- Oral presentation
- Open Access
Imaging and osteoarthritis
Arthritis Res Thervolume 6, Article number: 26 (2004)

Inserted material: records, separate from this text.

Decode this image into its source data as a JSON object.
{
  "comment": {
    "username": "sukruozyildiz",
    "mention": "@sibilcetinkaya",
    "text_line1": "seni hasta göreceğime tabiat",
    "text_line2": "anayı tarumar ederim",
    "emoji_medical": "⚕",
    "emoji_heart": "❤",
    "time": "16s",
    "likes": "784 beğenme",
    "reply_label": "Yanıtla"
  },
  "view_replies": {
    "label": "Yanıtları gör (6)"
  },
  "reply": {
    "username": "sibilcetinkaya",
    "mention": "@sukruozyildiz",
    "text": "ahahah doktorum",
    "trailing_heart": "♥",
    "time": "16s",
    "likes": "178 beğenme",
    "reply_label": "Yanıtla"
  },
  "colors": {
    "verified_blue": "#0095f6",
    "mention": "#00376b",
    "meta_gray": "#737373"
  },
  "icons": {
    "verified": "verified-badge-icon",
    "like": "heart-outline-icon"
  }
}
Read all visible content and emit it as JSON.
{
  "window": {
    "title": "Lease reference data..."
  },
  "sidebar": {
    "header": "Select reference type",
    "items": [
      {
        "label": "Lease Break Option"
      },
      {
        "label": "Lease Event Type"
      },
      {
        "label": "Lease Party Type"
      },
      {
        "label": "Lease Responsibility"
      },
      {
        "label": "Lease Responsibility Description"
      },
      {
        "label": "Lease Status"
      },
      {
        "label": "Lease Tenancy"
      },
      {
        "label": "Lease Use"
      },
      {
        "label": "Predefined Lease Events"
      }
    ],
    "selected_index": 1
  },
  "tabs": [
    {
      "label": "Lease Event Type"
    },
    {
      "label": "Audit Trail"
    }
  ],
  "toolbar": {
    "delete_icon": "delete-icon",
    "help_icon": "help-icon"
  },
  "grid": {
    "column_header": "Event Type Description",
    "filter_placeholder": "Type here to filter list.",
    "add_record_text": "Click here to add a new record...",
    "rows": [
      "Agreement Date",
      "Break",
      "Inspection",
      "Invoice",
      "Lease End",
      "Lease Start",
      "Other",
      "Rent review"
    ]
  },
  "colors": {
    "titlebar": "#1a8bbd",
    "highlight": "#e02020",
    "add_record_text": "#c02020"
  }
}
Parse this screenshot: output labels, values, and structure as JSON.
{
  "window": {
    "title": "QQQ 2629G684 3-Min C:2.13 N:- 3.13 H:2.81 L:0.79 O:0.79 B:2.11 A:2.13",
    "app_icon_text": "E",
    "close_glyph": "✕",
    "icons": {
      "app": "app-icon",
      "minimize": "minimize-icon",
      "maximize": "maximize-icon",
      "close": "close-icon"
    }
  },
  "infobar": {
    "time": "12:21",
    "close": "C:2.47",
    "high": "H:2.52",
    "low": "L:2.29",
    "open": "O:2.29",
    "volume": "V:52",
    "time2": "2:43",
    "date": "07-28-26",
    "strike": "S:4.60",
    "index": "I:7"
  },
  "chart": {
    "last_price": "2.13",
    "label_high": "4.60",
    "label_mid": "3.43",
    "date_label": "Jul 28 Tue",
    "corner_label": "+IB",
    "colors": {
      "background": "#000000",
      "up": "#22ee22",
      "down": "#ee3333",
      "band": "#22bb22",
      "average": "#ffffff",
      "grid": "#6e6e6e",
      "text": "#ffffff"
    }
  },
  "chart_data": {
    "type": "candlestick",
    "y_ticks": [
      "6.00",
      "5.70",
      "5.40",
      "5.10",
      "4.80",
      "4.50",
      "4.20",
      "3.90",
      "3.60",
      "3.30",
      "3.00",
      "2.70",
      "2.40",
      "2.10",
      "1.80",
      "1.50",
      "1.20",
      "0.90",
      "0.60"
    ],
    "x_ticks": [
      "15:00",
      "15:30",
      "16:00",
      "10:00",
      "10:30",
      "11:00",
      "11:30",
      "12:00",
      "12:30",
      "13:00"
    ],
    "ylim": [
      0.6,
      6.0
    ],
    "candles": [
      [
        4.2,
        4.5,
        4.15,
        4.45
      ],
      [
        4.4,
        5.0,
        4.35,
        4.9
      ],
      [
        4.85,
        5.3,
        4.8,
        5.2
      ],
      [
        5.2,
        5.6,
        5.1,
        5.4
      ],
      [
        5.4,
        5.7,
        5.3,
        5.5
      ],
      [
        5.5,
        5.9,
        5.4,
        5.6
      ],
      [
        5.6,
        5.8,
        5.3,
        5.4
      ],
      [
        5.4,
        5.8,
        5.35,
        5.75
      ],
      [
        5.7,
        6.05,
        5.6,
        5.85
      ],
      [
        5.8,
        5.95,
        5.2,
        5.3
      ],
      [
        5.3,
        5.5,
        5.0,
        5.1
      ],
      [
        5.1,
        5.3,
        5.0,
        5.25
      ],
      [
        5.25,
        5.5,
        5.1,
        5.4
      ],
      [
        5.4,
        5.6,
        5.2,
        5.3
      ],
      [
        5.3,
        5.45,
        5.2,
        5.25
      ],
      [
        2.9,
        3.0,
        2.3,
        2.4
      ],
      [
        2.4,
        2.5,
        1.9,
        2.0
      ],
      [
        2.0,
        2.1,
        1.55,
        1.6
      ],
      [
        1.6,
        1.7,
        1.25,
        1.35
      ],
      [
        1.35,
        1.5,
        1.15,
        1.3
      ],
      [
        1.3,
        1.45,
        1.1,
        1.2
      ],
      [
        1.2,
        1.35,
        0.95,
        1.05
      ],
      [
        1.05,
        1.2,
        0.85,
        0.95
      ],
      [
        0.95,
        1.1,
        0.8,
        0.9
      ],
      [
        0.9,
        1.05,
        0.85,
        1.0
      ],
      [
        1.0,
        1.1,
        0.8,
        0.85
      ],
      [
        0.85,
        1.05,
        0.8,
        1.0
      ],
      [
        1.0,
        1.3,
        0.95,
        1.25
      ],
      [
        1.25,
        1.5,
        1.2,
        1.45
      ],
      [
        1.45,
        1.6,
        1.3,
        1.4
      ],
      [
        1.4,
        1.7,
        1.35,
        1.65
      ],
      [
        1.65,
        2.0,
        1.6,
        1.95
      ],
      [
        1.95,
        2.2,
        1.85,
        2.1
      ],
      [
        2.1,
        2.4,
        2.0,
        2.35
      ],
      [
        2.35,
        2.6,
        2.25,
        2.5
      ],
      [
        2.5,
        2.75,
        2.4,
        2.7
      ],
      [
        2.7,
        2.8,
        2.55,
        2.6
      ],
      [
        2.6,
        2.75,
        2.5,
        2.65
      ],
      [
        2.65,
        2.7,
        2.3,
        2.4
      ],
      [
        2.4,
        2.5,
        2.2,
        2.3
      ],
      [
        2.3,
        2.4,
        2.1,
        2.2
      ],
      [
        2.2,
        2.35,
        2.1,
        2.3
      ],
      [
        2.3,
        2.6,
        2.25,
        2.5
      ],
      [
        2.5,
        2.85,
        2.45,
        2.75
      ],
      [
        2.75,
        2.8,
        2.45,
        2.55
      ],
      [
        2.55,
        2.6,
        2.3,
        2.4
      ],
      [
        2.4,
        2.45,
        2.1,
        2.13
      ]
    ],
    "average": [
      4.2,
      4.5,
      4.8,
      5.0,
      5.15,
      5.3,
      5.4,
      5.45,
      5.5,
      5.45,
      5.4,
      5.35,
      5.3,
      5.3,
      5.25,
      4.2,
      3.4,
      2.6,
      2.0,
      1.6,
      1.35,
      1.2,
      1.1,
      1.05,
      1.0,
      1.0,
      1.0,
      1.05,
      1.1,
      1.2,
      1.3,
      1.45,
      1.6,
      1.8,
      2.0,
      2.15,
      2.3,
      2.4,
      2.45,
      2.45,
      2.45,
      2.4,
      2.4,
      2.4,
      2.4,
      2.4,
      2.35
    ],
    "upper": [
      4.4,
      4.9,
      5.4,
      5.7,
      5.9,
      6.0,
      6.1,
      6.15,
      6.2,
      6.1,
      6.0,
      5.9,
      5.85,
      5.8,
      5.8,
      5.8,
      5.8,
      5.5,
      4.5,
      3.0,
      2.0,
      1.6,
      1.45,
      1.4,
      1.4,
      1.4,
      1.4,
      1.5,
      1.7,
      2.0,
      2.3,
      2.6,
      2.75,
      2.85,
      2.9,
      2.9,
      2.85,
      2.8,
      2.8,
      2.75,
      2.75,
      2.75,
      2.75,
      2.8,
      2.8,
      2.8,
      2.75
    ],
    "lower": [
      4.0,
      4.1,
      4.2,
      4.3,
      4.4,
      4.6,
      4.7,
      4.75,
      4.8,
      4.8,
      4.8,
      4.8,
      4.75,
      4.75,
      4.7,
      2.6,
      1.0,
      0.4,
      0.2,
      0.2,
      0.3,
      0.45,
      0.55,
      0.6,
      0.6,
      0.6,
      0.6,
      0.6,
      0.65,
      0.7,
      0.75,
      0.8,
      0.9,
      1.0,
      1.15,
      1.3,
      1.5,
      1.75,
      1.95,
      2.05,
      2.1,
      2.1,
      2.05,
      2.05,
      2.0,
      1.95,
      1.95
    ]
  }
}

Understanding of joint cartilage development and the pathophysiology of osteoarthritis (OA) has previously been limited by the lack of a noninvasive method for assessing joint cartilage in vivo. There has been increasing interest in the use of magnetic resonance imaging (MRI) in the measurement of articular cartilage volume as a possible outcome measure in arthritis. Recent work has shown that the cartilage volume, as measured by MRI, can be measured in a valid and reproducible way, with a coefficient of variation of ~2%. The knee cartilage volume correlates inversely with the radiographic grade of OA. Studies have shown that significant loss in knee cartilage has already occurred by the time radiographic change occurs at the knee. Subjects with OA lose approximately 5% of their knee cartilage per annum, while normal, healthy males and females lose between 1% and 3% per annum. There is evidence from longitudinal data that loss of knee cartilage volume is associated with a worsening of knee symptoms and that those in the top tertile of rate of cartilage loss have a sevenfold increased risk of progressing to a knee replacement within 4 years. Other joint structures can be measured using MRI. Interesting data have emerged from examining knee bone marrow oedema and cartilage defects: bone marrow oedema has been shown to be associated with pain and progression of knee OA in the adjacent tibiofemoral compartment. Recent data suggest that knee cartilage defects predict healthy subjects at risk of losing knee cartilage and increase the risk of progressing to a knee replacement in those with knee OA. The emerging data suggest that MRI assessment of joints in normal subjects and those with OA has the potential to significantly increase our understanding of the pathogenetic mechanisms involved in the development of OA, and thus to identify strategies to prevent and treat this disease.